Given records Start Marker

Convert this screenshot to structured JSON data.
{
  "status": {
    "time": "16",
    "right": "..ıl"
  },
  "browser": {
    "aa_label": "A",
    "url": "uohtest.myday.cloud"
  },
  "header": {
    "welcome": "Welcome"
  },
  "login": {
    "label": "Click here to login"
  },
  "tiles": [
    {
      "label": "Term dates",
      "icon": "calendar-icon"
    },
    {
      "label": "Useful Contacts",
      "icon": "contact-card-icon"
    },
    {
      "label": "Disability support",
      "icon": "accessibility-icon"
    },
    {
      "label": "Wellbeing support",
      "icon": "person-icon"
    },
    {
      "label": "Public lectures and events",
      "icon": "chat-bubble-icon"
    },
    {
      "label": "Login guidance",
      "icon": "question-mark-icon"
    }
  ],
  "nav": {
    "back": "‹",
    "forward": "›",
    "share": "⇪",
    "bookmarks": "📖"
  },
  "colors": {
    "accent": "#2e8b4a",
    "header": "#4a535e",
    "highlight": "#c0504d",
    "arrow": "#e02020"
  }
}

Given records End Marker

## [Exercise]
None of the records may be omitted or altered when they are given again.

## [Your response]
Convert this screenshot to structured JSON data.
{
  "status": {
    "time": "16",
    "right": "..ıl"
  },
  "browser": {
    "aa_label": "A",
    "url": "uohtest.myday.cloud"
  },
  "header": {
    "welcome": "Welcome"
  },
  "login": {
    "label": "Click here to login"
  },
  "tiles": [
    {
      "label": "Term dates",
      "icon": "calendar-icon"
    },
    {
      "label": "Useful Contacts",
      "icon": "contact-card-icon"
    },
    {
      "label": "Disability support",
      "icon": "accessibility-icon"
    },
    {
      "label": "Wellbeing support",
      "icon": "person-icon"
    },
    {
      "label": "Public lectures and events",
      "icon": "chat-bubble-icon"
    },
    {
      "label": "Login guidance",
      "icon": "question-mark-icon"
    }
  ],
  "nav": {
    "back": "‹",
    "forward": "›",
    "share": "⇪",
    "bookmarks": "📖"
  },
  "colors": {
    "accent": "#2e8b4a",
    "header": "#4a535e",
    "highlight": "#c0504d",
    "arrow": "#e02020"
  }
}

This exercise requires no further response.